16Marks et al., By-passing immunization: Building high affinity human antibodies by chain shuffling. Bio/Technology, 10: 779-83 (1992).
17Morrison et al., Chimeric human antibody molecules: Mouse antigen-binding domains with human constant region domains. Proc. Natl. Acad. Sci. USA, 81:6851-5 (1984).
18Morrison et al., Genetically engineered antibody molecules. Adv. Immunol., 44:65-92 (1988).
19Morrison, Success in specification. Nature, 368: 812-3 (1994).
20Neuberger, Generating high-avidity human Mabs in mice. Nat. Biotechnol. 14: 826 (1996).
21Padlan, A possible procedure for reducing the immunogenicity of antibody variable domains while reserving their ligand-binding properties. Molec. Immunol. 28:489-98 (1991).
22Padlan, Anatomy of the antibody molecule. Molec. Immunol. 31(3):169-217 (1994).
23Pettit et al., Site protection PEGylation of recombinant (p75) tumor necrosis factor receptor. Divisions of Polymer Chemistry, Am. Chem. Soc. 38(1): 574-75 (1997).
24Pettit et al., Structure-function studies of interleukin 15 using site-specific mutagenesis, polyethylene glycol conjugation, and homology modeling. J. Biol. Chem. 272(4):2312-8 (1997).
25Roberts et al., Chemistry for peptide and protein PEGylation. Adv. Drug Delivery Rev. 54:459-76 (2002).

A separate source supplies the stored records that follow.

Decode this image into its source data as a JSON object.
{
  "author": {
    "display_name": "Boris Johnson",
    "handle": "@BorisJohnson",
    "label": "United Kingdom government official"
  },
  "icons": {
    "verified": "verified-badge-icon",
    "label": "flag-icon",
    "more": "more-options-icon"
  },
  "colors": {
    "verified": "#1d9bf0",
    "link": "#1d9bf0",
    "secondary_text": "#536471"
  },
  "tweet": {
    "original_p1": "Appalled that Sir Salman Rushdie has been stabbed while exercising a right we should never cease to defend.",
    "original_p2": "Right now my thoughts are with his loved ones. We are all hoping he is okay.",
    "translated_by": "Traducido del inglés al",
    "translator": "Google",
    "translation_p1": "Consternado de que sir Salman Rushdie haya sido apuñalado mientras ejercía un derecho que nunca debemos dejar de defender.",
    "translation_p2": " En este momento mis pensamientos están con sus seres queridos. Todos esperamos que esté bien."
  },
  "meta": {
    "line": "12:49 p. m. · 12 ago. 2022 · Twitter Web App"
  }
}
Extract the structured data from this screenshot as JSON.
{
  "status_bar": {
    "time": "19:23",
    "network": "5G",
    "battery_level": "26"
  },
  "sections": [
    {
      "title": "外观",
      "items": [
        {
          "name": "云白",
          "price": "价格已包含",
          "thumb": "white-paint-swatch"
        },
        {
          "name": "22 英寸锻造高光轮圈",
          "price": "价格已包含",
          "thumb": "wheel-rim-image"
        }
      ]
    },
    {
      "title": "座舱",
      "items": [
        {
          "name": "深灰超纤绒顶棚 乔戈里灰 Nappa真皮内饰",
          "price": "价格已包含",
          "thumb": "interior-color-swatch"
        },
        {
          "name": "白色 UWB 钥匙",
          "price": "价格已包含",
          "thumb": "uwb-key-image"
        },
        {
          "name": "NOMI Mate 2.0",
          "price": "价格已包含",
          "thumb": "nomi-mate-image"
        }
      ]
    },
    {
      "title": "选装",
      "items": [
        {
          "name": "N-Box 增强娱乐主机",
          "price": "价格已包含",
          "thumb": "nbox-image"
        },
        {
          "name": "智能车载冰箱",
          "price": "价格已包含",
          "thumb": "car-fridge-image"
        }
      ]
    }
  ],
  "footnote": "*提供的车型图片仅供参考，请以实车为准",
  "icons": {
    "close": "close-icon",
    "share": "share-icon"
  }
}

26Röstin et al., B-domain deleted recombinant coagulation factor VIII modified monomethoxy polyethylene glycol. Bioconj. Chem. 11:387-96 (2000).
27Sabater-Lleal et al., Human F7 sequence is split into three deep clades that are related to FVII plasma levels. Hum. Genet. 118:741-51 (2006).
28Thompson, Structure and Function of the Factor VIII gene and protein, Semin. Thromb. Hemost. 29:11-29 (2002).
29Tsubery et al., Prolonging the action of protein and peptide drugs by a novel approach of reversible polyethylene glycol modification. J. Biol. Chem. 279:38118-24 (2004).
30UniProtKB/Swiss-Prot Accession No. P00451 (FA8-HUMAN), Mar. 2, 2010.
31UniProtKB/Swiss-Prot Accession No. P00451 (FA8—HUMAN), Mar. 2, 2010.
32UniProtKB/Swiss-Prot Accession No. P00740 (FA9-HUMAN), Jul. 13, 2010.
33UniProtKB/Swiss-Prot Accession No. P00740 (FA9—HUMAN), Jul. 13, 2010.
34Vehar et al., Structure of human Factor VIII, Nature, 312(5992):337-42 (1984).
35Verhoeyer et al., Reshaping human antibodies: Grafting an antilysozyme activity. Science, 239:1534-6 (1988).
36Zhao et al., Linear and branched bicin linkers for releasable PEGylation of macromolecules: Controlled release in vivo and in vitro from mono- and multi-PEGylated proteins. Bioconj. Chem. 17:341-51 (2006).
Classifications
U.S. Classification525/54.1, 530/383, 530/381, 530/402
International ClassificationC08L89/00, C07K1/107
Cooperative ClassificationA61K47/48215, A61K47/4823, A61K47/48176
European ClassificationA61K47/48K6P, A61K47/48K8, A61K47/48K4
Legal Events
DateCodeEventDescription
Nov 13, 2009ASAssignment
Owner name: BAXTER HEALTHCARE S.A.,SWITZERLAND
Owner name: BAXTER INTERNATIONAL INC.,ILLINOIS
Free format text: ASSIGNMENT OF ASSIGNORS INTEREST;ASSIGNORS:MITTERER, ARTUR;GRANINGER, MICHAEL;HASSLACHER, MEINHARD;SIGNED BETWEEN 20091030 AND 20091102;US-ASSIGNMENT DATABASE UPDATED:20100415;REEL/FRAME:23513/876
Free format text: ASSIGNMENT OF ASSIGNORS INTEREST;ASSIGNORS:MITTERER, ARTUR;GRANINGER, MICHAEL;HASSLACHER, MEINHARD;SIGNING DATES FROM 20091030 TO 20091102;REEL/FRAME:023513/0876
Owner name: BAXTER HEALTHCARE S.A., SWITZERLAND
Owner name: BAXTER INTERNATIONAL INC., ILLINOIS